Element data from apps and pages:
□ □ □ □

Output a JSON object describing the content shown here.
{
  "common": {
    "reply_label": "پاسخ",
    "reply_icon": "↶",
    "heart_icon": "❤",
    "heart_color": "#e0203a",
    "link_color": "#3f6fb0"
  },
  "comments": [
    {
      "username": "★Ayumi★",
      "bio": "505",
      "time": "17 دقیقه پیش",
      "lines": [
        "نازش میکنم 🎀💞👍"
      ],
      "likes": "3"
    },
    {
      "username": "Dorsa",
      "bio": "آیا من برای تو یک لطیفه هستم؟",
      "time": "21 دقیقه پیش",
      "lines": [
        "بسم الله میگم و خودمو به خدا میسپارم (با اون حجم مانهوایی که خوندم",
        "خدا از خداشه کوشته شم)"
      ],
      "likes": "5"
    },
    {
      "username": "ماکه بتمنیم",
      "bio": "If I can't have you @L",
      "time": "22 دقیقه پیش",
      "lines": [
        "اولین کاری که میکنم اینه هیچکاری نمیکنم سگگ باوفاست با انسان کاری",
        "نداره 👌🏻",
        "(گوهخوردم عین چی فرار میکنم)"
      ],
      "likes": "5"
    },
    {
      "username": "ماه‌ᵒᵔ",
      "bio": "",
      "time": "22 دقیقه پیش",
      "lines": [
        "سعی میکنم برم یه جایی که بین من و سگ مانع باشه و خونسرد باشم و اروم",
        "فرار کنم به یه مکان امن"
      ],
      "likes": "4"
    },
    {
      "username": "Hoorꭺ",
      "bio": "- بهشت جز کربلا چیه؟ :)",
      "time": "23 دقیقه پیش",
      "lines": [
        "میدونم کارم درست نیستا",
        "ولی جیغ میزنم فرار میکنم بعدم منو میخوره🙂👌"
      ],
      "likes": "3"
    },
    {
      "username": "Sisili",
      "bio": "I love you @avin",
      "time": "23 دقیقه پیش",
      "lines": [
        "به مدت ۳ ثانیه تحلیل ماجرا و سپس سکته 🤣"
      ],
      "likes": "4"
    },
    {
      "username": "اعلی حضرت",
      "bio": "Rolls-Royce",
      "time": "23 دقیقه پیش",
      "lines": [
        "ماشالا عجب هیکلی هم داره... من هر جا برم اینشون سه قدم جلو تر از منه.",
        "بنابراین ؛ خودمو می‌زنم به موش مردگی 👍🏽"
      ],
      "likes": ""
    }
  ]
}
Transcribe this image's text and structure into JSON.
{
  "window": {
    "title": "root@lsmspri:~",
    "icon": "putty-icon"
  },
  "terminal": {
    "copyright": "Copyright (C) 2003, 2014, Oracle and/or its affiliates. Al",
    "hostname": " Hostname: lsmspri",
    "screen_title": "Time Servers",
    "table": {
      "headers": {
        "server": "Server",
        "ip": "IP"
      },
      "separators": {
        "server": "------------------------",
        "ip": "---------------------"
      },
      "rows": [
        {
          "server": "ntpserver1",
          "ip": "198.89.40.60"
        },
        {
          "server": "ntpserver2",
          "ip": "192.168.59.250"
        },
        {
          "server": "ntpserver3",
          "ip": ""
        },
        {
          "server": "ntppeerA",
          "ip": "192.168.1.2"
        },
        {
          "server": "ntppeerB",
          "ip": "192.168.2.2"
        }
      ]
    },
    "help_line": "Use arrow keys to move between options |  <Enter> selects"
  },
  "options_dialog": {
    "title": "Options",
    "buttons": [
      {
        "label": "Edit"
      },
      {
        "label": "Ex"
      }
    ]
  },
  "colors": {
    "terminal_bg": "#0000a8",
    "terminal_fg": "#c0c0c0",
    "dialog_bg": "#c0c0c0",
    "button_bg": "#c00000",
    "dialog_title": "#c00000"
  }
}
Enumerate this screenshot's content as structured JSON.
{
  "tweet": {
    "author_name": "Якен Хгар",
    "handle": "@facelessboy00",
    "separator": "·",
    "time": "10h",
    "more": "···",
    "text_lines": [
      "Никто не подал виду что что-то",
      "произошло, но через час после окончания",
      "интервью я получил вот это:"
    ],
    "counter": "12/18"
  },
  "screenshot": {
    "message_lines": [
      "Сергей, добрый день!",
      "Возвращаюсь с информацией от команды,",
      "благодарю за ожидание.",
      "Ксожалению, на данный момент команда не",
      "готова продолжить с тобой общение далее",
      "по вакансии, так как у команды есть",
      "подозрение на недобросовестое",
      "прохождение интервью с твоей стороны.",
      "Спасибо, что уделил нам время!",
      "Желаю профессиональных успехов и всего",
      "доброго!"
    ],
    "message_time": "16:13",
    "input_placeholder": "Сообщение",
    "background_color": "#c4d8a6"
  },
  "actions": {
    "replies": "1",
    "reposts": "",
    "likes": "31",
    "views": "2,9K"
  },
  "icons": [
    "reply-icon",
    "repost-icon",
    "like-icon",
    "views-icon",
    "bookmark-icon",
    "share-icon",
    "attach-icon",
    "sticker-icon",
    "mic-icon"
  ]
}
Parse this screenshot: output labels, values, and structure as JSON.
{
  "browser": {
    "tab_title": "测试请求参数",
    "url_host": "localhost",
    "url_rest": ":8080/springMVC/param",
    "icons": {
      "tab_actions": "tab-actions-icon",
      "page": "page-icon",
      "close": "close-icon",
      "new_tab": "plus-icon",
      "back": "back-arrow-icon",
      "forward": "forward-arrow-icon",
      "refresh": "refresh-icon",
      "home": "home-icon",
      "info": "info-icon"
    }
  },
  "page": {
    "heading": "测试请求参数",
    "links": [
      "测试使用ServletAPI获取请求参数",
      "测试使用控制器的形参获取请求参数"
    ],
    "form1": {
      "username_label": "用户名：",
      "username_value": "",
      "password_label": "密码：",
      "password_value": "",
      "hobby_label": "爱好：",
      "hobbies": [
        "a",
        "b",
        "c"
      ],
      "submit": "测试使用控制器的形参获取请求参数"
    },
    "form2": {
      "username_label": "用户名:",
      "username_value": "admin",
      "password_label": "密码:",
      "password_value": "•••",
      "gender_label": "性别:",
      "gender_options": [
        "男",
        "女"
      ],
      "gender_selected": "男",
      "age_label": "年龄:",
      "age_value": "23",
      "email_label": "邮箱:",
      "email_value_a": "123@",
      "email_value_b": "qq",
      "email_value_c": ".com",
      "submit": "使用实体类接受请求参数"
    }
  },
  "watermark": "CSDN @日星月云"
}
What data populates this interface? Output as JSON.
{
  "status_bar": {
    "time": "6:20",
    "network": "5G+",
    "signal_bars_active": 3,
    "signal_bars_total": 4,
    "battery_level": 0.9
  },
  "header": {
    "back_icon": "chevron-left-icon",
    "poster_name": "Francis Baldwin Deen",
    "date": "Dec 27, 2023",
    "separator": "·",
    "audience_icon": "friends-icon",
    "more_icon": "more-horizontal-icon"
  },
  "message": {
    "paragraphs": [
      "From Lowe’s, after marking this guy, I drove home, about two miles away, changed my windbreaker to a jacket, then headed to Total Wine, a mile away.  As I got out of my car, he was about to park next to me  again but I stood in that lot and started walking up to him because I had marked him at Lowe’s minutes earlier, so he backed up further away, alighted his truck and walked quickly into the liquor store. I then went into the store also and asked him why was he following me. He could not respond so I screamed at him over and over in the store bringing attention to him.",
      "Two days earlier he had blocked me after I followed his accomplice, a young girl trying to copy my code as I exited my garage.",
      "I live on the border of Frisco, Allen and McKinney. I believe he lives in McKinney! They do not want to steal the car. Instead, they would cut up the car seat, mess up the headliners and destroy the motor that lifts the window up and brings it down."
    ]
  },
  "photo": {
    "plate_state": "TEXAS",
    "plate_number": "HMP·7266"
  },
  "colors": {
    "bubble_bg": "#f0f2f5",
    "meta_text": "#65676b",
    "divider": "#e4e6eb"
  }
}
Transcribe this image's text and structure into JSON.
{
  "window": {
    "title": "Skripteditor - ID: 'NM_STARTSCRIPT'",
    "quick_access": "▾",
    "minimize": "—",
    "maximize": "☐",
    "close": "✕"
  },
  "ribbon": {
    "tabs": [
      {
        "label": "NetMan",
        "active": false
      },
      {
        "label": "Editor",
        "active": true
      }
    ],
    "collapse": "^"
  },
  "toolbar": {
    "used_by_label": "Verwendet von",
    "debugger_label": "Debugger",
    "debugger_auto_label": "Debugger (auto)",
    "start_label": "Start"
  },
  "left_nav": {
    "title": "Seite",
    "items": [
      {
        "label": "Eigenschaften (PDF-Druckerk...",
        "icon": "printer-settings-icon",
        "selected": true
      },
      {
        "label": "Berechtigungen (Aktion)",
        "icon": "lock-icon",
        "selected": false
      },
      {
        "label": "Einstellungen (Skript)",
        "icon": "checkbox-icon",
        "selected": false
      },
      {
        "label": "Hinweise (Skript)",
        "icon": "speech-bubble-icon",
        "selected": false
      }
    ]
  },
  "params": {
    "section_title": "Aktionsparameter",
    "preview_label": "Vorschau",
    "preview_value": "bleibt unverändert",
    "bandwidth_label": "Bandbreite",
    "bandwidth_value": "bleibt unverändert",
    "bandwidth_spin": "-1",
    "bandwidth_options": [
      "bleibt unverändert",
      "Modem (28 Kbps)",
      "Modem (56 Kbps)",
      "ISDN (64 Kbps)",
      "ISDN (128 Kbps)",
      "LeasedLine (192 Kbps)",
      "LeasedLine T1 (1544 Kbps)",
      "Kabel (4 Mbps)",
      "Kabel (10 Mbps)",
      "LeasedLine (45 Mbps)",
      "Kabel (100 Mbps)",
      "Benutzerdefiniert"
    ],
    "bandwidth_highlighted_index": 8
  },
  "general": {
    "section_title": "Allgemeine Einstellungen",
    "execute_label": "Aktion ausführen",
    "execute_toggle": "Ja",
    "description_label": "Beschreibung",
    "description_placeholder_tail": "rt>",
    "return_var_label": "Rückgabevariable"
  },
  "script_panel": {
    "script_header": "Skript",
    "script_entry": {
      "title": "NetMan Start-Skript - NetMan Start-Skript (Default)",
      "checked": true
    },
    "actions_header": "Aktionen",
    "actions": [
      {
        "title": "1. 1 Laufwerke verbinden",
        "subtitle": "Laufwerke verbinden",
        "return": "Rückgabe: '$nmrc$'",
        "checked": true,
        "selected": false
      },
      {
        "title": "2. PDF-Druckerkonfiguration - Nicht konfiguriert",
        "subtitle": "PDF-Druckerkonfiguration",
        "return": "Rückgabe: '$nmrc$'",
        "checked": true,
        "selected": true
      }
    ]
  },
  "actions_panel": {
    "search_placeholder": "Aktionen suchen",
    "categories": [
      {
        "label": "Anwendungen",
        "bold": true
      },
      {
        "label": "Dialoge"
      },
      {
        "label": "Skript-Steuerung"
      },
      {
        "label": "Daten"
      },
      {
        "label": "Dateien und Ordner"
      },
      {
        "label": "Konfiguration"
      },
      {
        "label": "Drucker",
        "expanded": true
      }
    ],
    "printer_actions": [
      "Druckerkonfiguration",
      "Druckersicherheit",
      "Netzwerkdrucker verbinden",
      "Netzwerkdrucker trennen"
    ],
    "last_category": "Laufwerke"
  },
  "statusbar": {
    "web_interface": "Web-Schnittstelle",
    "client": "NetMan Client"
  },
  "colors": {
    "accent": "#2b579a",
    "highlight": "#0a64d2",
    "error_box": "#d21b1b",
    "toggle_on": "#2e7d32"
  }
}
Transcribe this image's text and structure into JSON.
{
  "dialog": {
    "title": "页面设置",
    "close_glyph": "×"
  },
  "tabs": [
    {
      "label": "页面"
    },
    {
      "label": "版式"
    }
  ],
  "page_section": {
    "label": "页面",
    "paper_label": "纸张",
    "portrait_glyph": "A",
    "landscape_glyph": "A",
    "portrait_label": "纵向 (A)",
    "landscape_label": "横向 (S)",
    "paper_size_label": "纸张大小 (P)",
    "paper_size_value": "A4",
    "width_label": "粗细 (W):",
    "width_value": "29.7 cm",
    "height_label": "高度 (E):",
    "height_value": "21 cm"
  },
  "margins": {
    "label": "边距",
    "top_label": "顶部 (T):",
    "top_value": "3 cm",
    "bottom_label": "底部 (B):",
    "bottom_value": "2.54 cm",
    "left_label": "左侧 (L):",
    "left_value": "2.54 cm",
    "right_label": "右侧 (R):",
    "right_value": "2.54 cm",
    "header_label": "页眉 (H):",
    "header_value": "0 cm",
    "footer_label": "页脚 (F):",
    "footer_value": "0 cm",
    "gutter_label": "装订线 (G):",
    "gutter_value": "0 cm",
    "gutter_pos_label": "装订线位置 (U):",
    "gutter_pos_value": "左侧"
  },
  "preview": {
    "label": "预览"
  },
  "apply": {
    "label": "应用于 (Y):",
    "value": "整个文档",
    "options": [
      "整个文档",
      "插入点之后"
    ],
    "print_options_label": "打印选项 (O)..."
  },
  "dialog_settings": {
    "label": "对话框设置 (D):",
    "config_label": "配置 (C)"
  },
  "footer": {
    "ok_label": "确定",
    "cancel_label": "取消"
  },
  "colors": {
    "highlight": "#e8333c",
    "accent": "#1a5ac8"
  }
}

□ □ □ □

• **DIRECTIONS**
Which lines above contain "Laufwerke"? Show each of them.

• **PROBLEM SOLUTION**
        "title": "1. 1 Laufwerke verbinden",
        "subtitle": "Laufwerke verbinden",
    "last_category": "Laufwerke"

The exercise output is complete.